→ **Supplied data**
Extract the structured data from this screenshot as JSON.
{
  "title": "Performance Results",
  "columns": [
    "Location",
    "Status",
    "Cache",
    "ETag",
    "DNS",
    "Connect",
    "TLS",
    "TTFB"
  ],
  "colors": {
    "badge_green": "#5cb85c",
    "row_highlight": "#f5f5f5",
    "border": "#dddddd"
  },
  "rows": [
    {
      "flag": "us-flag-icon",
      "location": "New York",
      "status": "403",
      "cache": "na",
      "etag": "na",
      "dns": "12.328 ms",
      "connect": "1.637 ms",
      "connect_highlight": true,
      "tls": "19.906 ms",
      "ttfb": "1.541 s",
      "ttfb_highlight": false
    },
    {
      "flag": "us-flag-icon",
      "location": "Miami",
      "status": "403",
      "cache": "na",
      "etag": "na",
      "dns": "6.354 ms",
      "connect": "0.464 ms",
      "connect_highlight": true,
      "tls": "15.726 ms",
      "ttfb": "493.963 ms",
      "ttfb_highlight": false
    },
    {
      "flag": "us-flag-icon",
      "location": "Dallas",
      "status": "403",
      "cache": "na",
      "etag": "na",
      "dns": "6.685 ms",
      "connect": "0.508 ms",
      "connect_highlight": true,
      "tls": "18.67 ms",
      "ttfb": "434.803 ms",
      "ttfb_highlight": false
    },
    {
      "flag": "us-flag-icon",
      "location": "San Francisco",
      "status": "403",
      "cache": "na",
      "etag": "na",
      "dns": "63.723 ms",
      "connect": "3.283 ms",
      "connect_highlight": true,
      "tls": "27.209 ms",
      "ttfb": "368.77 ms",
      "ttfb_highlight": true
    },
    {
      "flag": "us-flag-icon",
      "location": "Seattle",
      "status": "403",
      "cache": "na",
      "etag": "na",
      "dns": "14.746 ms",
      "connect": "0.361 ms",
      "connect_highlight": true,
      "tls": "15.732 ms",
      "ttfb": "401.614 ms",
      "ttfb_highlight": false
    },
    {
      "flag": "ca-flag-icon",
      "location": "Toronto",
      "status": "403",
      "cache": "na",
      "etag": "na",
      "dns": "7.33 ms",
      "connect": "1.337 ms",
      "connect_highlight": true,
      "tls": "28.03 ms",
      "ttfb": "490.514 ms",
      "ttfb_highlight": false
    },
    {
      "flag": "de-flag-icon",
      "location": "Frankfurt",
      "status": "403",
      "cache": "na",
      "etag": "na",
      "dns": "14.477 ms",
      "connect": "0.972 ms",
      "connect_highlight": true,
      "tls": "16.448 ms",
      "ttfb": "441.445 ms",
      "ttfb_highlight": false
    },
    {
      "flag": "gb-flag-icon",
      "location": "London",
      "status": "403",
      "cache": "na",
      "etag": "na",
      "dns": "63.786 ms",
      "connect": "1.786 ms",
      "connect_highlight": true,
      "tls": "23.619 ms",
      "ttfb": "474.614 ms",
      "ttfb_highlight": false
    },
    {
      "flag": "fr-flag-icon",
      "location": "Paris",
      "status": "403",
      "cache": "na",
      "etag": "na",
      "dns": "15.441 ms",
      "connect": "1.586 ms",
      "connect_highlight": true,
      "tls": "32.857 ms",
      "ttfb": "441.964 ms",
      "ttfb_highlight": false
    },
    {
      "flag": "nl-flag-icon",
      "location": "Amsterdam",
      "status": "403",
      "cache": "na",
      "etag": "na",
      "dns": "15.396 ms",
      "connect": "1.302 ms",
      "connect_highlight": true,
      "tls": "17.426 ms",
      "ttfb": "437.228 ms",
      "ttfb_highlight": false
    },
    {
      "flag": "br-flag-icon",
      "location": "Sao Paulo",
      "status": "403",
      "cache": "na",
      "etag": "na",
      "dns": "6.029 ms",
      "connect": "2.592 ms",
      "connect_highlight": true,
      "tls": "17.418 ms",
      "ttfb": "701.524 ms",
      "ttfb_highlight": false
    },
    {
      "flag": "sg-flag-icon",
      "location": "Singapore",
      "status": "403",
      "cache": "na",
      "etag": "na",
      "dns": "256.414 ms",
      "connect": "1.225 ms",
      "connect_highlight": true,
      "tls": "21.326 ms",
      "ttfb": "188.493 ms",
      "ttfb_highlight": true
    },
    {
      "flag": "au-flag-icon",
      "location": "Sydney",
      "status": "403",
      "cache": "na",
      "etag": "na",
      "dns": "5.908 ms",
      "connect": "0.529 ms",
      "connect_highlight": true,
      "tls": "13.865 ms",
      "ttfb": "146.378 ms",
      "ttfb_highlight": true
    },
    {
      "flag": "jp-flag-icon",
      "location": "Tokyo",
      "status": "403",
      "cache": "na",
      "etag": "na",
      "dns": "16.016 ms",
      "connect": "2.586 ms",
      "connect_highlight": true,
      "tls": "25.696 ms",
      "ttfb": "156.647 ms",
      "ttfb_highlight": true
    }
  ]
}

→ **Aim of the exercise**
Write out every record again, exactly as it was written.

→ **Expected answer**
Extract the structured data from this screenshot as JSON.
{
  "title": "Performance Results",
  "columns": [
    "Location",
    "Status",
    "Cache",
    "ETag",
    "DNS",
    "Connect",
    "TLS",
    "TTFB"
  ],
  "colors": {
    "badge_green": "#5cb85c",
    "row_highlight": "#f5f5f5",
    "border": "#dddddd"
  },
  "rows": [
    {
      "flag": "us-flag-icon",
      "location": "New York",
      "status": "403",
      "cache": "na",
      "etag": "na",
      "dns": "12.328 ms",
      "connect": "1.637 ms",
      "connect_highlight": true,
      "tls": "19.906 ms",
      "ttfb": "1.541 s",
      "ttfb_highlight": false
    },
    {
      "flag": "us-flag-icon",
      "location": "Miami",
      "status": "403",
      "cache": "na",
      "etag": "na",
      "dns": "6.354 ms",
      "connect": "0.464 ms",
      "connect_highlight": true,
      "tls": "15.726 ms",
      "ttfb": "493.963 ms",
      "ttfb_highlight": false
    },
    {
      "flag": "us-flag-icon",
      "location": "Dallas",
      "status": "403",
      "cache": "na",
      "etag": "na",
      "dns": "6.685 ms",
      "connect": "0.508 ms",
      "connect_highlight": true,
      "tls": "18.67 ms",
      "ttfb": "434.803 ms",
      "ttfb_highlight": false
    },
    {
      "flag": "us-flag-icon",
      "location": "San Francisco",
      "status": "403",
      "cache": "na",
      "etag": "na",
      "dns": "63.723 ms",
      "connect": "3.283 ms",
      "connect_highlight": true,
      "tls": "27.209 ms",
      "ttfb": "368.77 ms",
      "ttfb_highlight": true
    },
    {
      "flag": "us-flag-icon",
      "location": "Seattle",
      "status": "403",
      "cache": "na",
      "etag": "na",
      "dns": "14.746 ms",
      "connect": "0.361 ms",
      "connect_highlight": true,
      "tls": "15.732 ms",
      "ttfb": "401.614 ms",
      "ttfb_highlight": false
    },
    {
      "flag": "ca-flag-icon",
      "location": "Toronto",
      "status": "403",
      "cache": "na",
      "etag": "na",
      "dns": "7.33 ms",
      "connect": "1.337 ms",
      "connect_highlight": true,
      "tls": "28.03 ms",
      "ttfb": "490.514 ms",
      "ttfb_highlight": false
    },
    {
      "flag": "de-flag-icon",
      "location": "Frankfurt",
      "status": "403",
      "cache": "na",
      "etag": "na",
      "dns": "14.477 ms",
      "connect": "0.972 ms",
      "connect_highlight": true,
      "tls": "16.448 ms",
      "ttfb": "441.445 ms",
      "ttfb_highlight": false
    },
    {
      "flag": "gb-flag-icon",
      "location": "London",
      "status": "403",
      "cache": "na",
      "etag": "na",
      "dns": "63.786 ms",
      "connect": "1.786 ms",
      "connect_highlight": true,
      "tls": "23.619 ms",
      "ttfb": "474.614 ms",
      "ttfb_highlight": false
    },
    {
      "flag": "fr-flag-icon",
      "location": "Paris",
      "status": "403",
      "cache": "na",
      "etag": "na",
      "dns": "15.441 ms",
      "connect": "1.586 ms",
      "connect_highlight": true,
      "tls": "32.857 ms",
      "ttfb": "441.964 ms",
      "ttfb_highlight": false
    },
    {
      "flag": "nl-flag-icon",
      "location": "Amsterdam",
      "status": "403",
      "cache": "na",
      "etag": "na",
      "dns": "15.396 ms",
      "connect": "1.302 ms",
      "connect_highlight": true,
      "tls": "17.426 ms",
      "ttfb": "437.228 ms",
      "ttfb_highlight": false
    },
    {
      "flag": "br-flag-icon",
      "location": "Sao Paulo",
      "status": "403",
      "cache": "na",
      "etag": "na",
      "dns": "6.029 ms",
      "connect": "2.592 ms",
      "connect_highlight": true,
      "tls": "17.418 ms",
      "ttfb": "701.524 ms",
      "ttfb_highlight": false
    },
    {
      "flag": "sg-flag-icon",
      "location": "Singapore",
      "status": "403",
      "cache": "na",
      "etag": "na",
      "dns": "256.414 ms",
      "connect": "1.225 ms",
      "connect_highlight": true,
      "tls": "21.326 ms",
      "ttfb": "188.493 ms",
      "ttfb_highlight": true
    },
    {
      "flag": "au-flag-icon",
      "location": "Sydney",
      "status": "403",
      "cache": "na",
      "etag": "na",
      "dns": "5.908 ms",
      "connect": "0.529 ms",
      "connect_highlight": true,
      "tls": "13.865 ms",
      "ttfb": "146.378 ms",
      "ttfb_highlight": true
    },
    {
      "flag": "jp-flag-icon",
      "location": "Tokyo",
      "status": "403",
      "cache": "na",
      "etag": "na",
      "dns": "16.016 ms",
      "connect": "2.586 ms",
      "connect_highlight": true,
      "tls": "25.696 ms",
      "ttfb": "156.647 ms",
      "ttfb_highlight": true
    }
  ]
}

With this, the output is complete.